I woke up several times during the night due to the occasional stronger wave or wind gust and stayed awake for several minutes thinking about the strange feeling of exposure of tonight’s camping site. We were sleeping between a big hotel, the backyards of a dozen holiday homes and the beach in what seemed to be a very local community. I had the feeling that we were somehow intruding and disturbing their peace which is something I am never comfortable with. Eventually the Earth had rotated enough for us to see sunlight again and I was happy to finally get out of the damp environment of the tent. As usual we started preparing for another day and hordes of friendly elders slowly invaded the beach for their morning strolls. Japan’s countryside really is an old country.
The plan for the day was simple: follow a flat coastline all the way to Niigata. Also, after two failed attempts at staying in a proper campsite where we could have a shower, we decided to spend a well deserved night in some cheap hotel. A quick check using the wireless of the first convenience store we found allowed us to set the goal for that night: a room right in the central Niigata island.
The coastline from Tsuruoka to Murakami is just absolutely gorgeous. The road alternates between tunnels cutting right through yellow stone cliffs and small secret bays with calm water beaches. There were almost no villages and very few cars passed by us. Our most common companions were motorcyclists, hippiesc families enjoying the beach, and birds of prey; and we really enjoyed the peace of the place. At some point I stopped just before a tunnel to take a couple of pictures (see the one above) and by the time I finally crossed the tunnel Guilherme was already deep into conversation and sharing tea with a Japanese family. As I arrived more tea quickly appeared from the van, carried by a teenager blushing profusely as the father insisted she should practice her English with Gui.
The tea awoke our stomachs and soon we were thinking about lunch. Unfortunately we had not seen any stores or restaurants since early morning so we were happy to stop in the first restaurant we found. We were lucky with our choice and soon we were siting down, facing the sea and eating fresh seafood in a cozy, “fishermen-wife-managed” restaurant. But there is no reward without effort: I was served an entire fish and I only had two chopsticks to deal with it. What most readers probably would not know is how hard it becomes to use chopsticks after you have been riding full time for a couple of days. Your nerves slowly become numb from the constant trepidation and your fine movement ability starts to disappear.
After a great meal, as usual in Japan, we went back onto the bikes for the final push of the day. In front of us were 60 kilometres of perfectly flat road down the coast, all the way to Niigata. We already knew that the long plains could be slightly boring and sometimes harder to overcome than mountain passes but we were not quite prepared for what awaited us. What we thought was going to be a nice coastline soon turned out to be an endless road surrounded by a rather bland landscape of wind turbines and rarefied bush fields. It was a place of nothing in particular: not influenced enough neither by nature nor by man. However, we were suddenly surprised by a huge 40 meter concrete statue of Shinran.
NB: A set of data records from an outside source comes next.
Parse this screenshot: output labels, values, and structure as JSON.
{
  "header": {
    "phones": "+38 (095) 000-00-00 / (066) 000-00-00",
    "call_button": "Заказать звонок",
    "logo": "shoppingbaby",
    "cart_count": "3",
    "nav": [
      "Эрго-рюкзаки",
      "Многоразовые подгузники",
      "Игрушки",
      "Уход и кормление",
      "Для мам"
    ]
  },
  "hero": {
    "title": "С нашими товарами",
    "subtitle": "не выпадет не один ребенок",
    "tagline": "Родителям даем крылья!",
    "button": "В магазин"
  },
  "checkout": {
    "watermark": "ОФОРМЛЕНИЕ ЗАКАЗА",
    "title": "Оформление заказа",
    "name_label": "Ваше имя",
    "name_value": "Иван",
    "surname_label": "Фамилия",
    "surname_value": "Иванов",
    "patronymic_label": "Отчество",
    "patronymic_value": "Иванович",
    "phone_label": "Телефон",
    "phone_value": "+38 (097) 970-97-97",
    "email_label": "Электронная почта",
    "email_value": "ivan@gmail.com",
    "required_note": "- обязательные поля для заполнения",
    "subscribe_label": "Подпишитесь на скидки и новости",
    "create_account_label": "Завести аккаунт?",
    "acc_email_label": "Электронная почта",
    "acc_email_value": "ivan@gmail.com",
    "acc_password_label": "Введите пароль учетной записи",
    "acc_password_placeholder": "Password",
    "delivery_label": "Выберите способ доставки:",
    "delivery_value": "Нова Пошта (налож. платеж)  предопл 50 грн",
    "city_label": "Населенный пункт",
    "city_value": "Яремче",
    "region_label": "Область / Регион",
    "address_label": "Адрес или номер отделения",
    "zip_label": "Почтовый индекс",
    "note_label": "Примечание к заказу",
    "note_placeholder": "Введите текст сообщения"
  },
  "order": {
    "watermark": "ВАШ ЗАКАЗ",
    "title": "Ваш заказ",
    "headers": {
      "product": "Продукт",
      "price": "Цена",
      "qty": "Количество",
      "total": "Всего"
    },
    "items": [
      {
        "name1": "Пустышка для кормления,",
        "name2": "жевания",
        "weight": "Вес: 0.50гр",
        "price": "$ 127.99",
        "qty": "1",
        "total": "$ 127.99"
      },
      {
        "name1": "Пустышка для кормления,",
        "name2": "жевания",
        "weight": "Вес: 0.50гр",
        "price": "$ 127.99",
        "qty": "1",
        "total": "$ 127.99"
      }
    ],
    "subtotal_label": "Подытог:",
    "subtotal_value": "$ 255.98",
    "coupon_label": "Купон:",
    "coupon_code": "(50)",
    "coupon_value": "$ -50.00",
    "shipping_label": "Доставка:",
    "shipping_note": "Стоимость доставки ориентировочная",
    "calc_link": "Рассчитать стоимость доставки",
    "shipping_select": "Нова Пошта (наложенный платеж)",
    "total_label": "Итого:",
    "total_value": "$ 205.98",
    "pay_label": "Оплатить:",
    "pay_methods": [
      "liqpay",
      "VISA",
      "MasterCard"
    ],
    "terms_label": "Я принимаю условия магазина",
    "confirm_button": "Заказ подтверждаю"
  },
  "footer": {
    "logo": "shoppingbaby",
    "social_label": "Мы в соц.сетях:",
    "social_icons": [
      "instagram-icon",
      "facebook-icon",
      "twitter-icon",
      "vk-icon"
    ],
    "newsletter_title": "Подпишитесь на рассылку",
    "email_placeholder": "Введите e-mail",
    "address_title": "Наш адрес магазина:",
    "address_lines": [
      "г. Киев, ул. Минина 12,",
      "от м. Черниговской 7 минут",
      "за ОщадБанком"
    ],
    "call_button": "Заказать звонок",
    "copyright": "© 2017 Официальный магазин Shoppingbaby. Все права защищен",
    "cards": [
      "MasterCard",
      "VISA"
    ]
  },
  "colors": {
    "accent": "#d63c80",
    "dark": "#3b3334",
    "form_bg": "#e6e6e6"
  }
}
For comparison, Christ, the redeemer in Rio de Janeiro is only 30 meters tall. It was very strange especially since the rest of the complex was pretty much abandoned. Later we would find that it was a hot springs complex. (What? learn more)
We soon started to see the beginning of the city and finally had something to distract our minds. Avoiding the highway as much as possible we crazily wandered through narrow streets without much care beyond generally heading west. This didn’t last long as the only way over the Agano river was to somehow use road 7’s bridge, a highway which our map insisted was crossable by foot. After a very weak attempt at communicating our intent to a local family, they almost forced us to cycle with them. Apparently they were going the same way even though we weren’t even sure we got our message across properly. They took us to the bridge and showed us the pedestrian access. We thoroughly thanked them and rocketed towards the city centre trying to arrive before nightfall.
For some reason we were quite excited and decided to race every last kilometre to the hotel, sprinting out of red lights, keeping up with cars, laughing at everyone and being saluted by many. Short wink and smile exchanges with cute drivers while waiting for the light to change and taking deep breaths of pure happiness and joy as our eyes started to flood. If asked, we would say it was due to the speed of the cycling.
The good spirit did not disappear and after a quick shower we decided to wander around the city and treat ourselves to a good dinner. We had donburi at a very traditional restaurant and decided to have beer with it. As a way to justify it we thought back at our trip so far and saw that one third was already done – that was a good enough excuse. For some reason we knew that the best moments were still to come. Not only we would soon cross the Alps, in our greatest cycling challenge, Imperial Japan was to follow. Such a promising prospect!
We left the restaurant, now full with a group of university students serving each other beer in a strangely controlled but relentless frenzy, and walked towards the fancy part of town. The streets were filled with people and buzzing with action. Two hours later we were sitting down again, this time for gyoza and even more beer. I believe that no matter how many gyoza people feed us, we can always have another serving. They were precious.
We wandered back to our room, with warm souls after some very important toasts: to Gui’s knee miraculous recovery, to this incredible trip, to enjoying life, …